A possible “sister” of a planet orbiting a distant star has been found using the Atacama Large Millimeter/Submillimeter Array (ALMA). The research team discovered a cloud of debris in the same orbit as the planet, and they believe it may be the building blocks of a new planet or the remnants of a planet that has already formed. If this finding is confirmed, it would be the strongest evidence yet that even two exoplanets could share an orbit.
“Two decades ago, pairs of planets of similar mass were theoretically expected to orbit their star in the same orbit, the so-called Trojans or co-orbiting planets.
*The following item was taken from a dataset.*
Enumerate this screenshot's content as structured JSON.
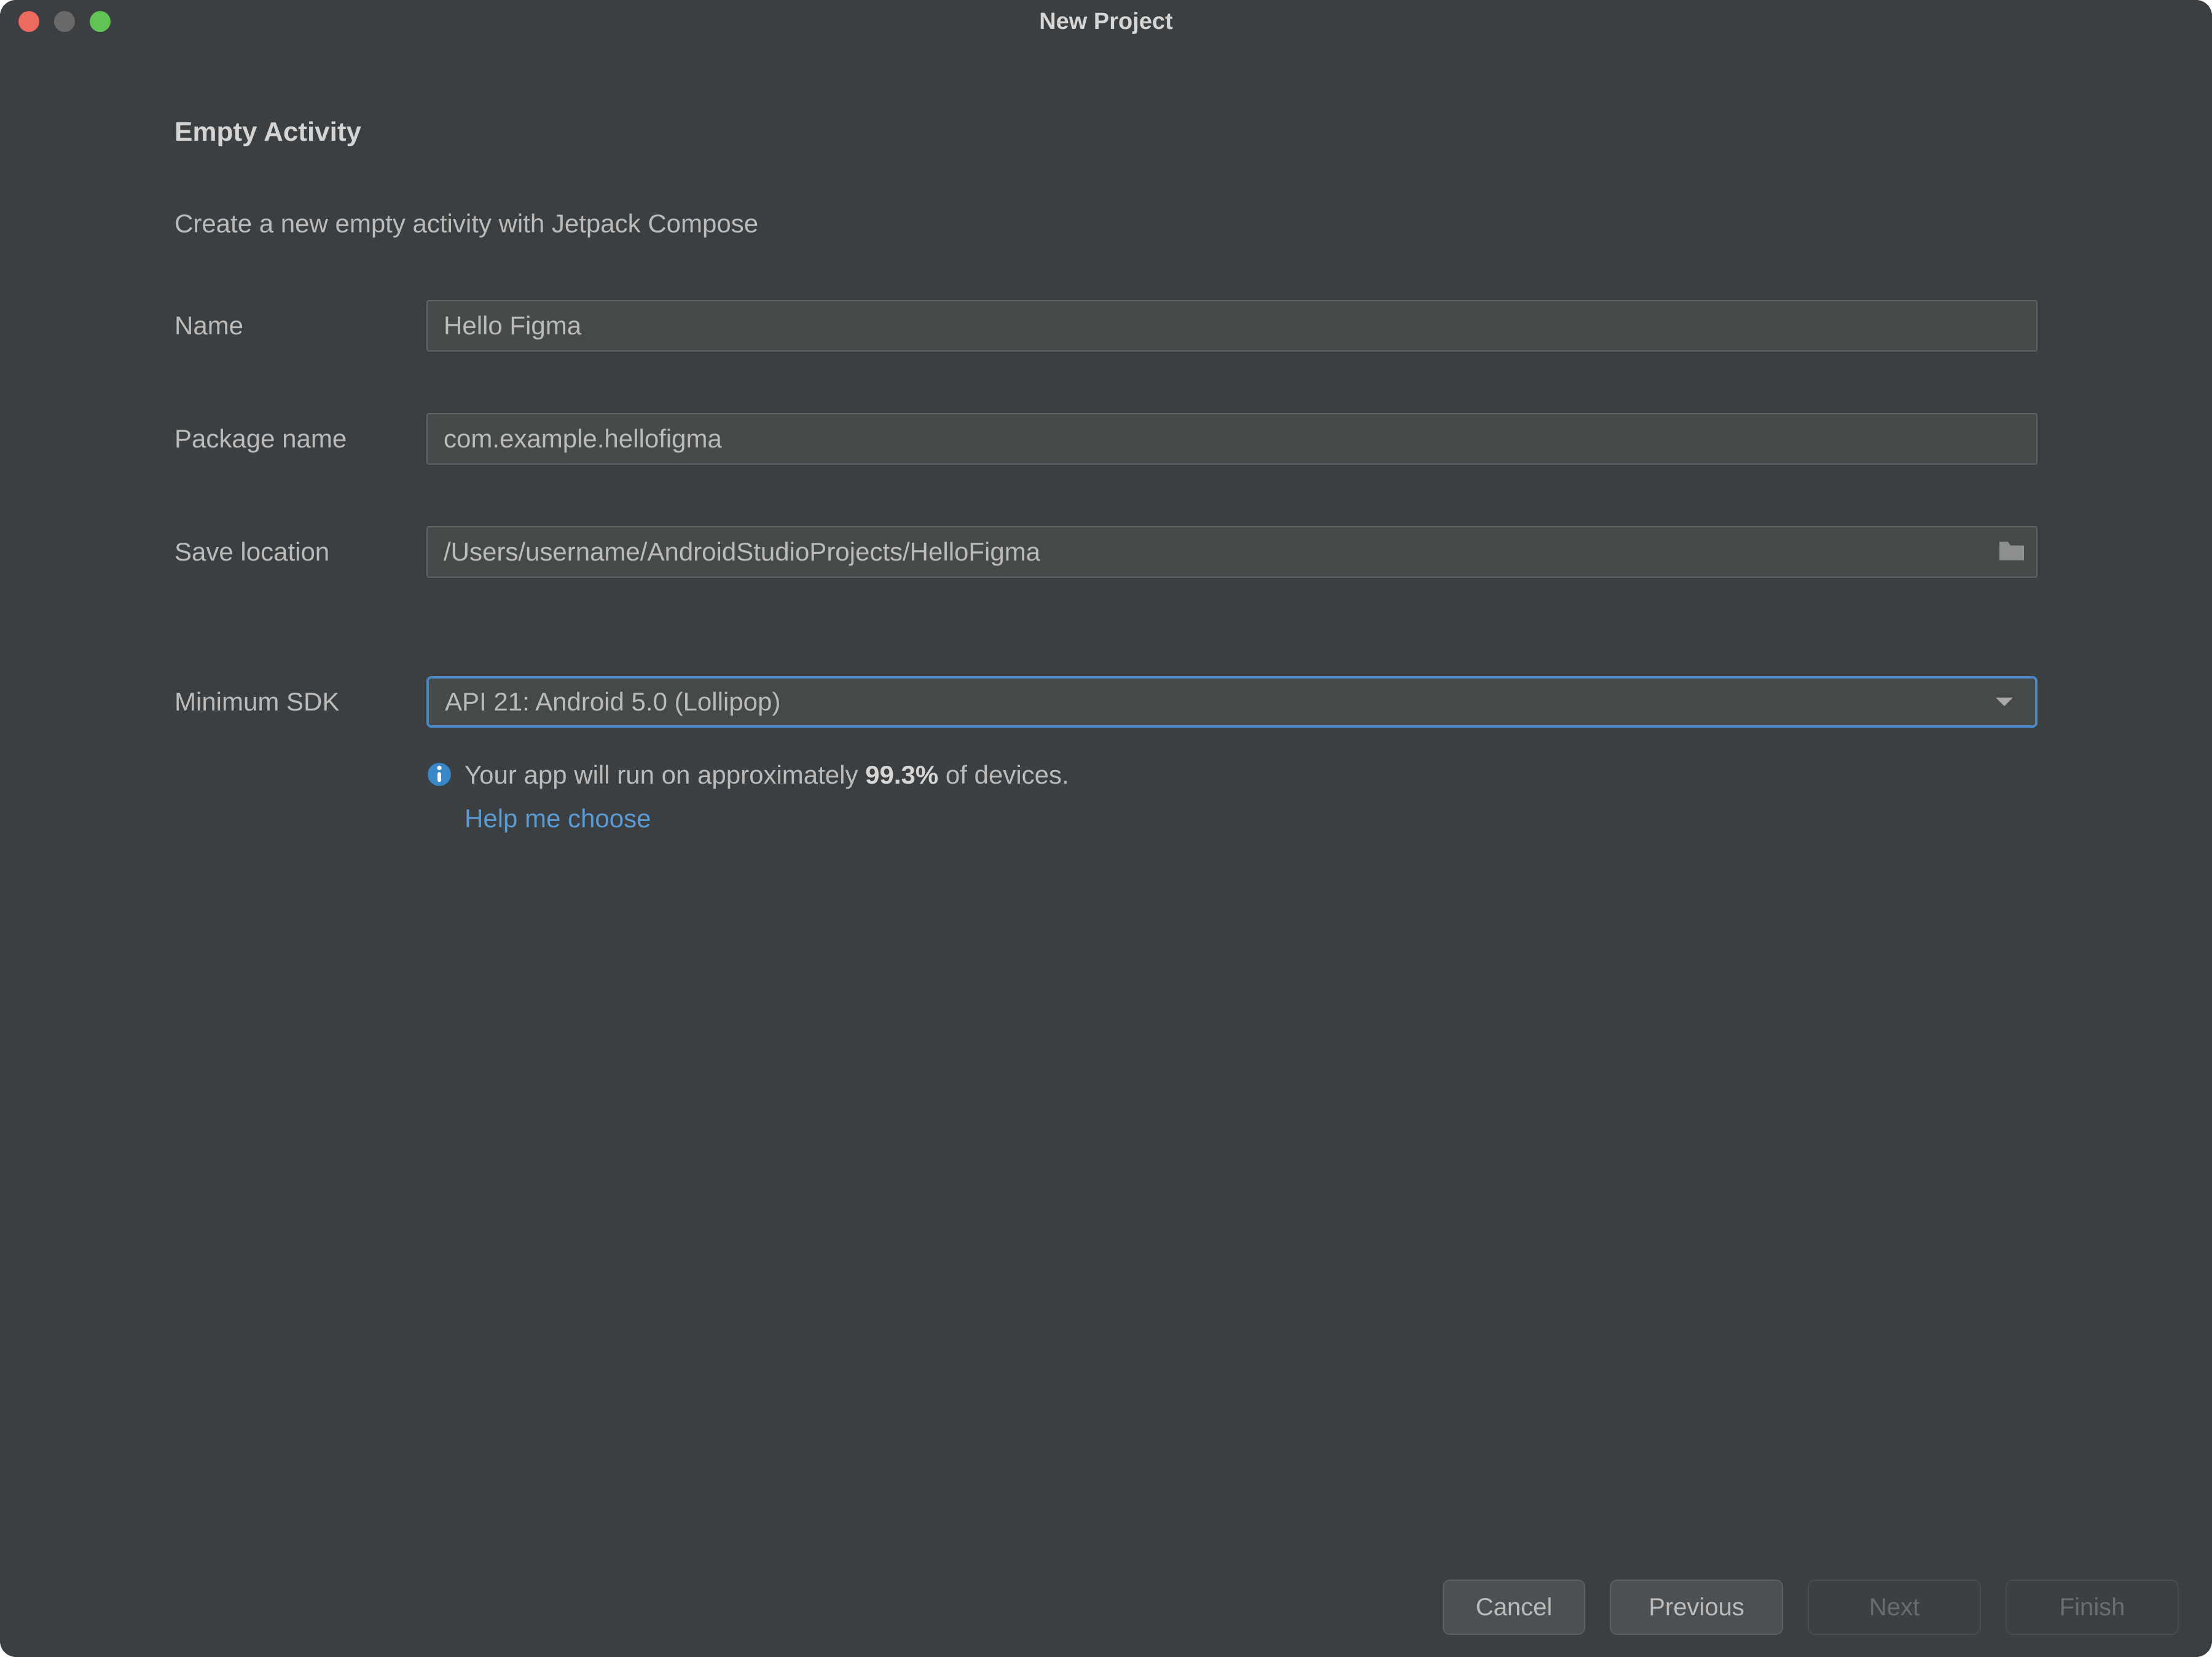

We have now found evidence for this theory for the first time,” said Olga Balsalobre-Rosa, a student at the Center for Astrobiology in Madrid, Spain, who led the research described in the study published in the Journal of Astronomy and Astrophysics.
Trojans, rocky bodies in the same orbit as a planet, are common in our solar system, the most famous example being the Trojans of Jupiter – more than 12,000 rocky bodies orbiting the sun in the same orbit as the gas giant planet. Astronomers speculated that Trojans, especially the Trojan planets, might exist around other stars, but there is little evidence of their existence. “Until now, exoplanets (Trojans outside the solar system) have been like unicorns: they could theoretically exist, but no one has ever discovered them,” said co-author Jorge Lillo Box, principal investigator at the Center for Astrobiology.
Using ALMA, an international team of scientists has found the strongest observational evidence yet of the presence of Trojan planets in the PDS 70 system, which is located about 400 meters away from the light. This young star hosts two giant Jupiter-like planets, PDS 70b and PDS 70c. By analyzing ALMA’s archival observations of the system, the research team discovered a debris cloud at the orbital site of PDS 70b where the Trojans are expected to appear.
The Trojans are located in the so-called Lagrange regions, that is, two large regions of the planet’s orbit, where the combined gravity of the star and the planet can trap matter. When studying these two regions of PDS 70b’s orbit, astronomers detected a faint signal from one of them, indicating a debris cloud roughly twice the mass of the Moon.
The team believes this debris cloud could be an existing Trojan world or a nascent planet in this system. “Who can imagine two worlds where the length of the year and the living conditions are the same? Our work is the first evidence that such a world can exist,” says Palsaloper-Rosa. “We can imagine that a planet could share an orbit with thousands of asteroids, like Jupiter, but it is surprising to me that planets can share the same orbit.”
“Our research is the first step in searching for planets with common orbits in the early stages of their formation,” said co-author Nuria Huilamo, a researcher at the Center for Astrobiology. “The findings also raise new questions about the formation, evolution and replication of Trojan horses in different planetary systems,” added Itziar de Gregorio Monsalvo, head of ESO’s scientific office in Chile, who also contributed to this research.
To fully confirm the discovery, the team will have to wait until 2026, when they will use ALMA to see if PDS 70b and its debris cloud have moved significantly along in their orbit around the star. This would be a breakthrough in the field of exoplanet research.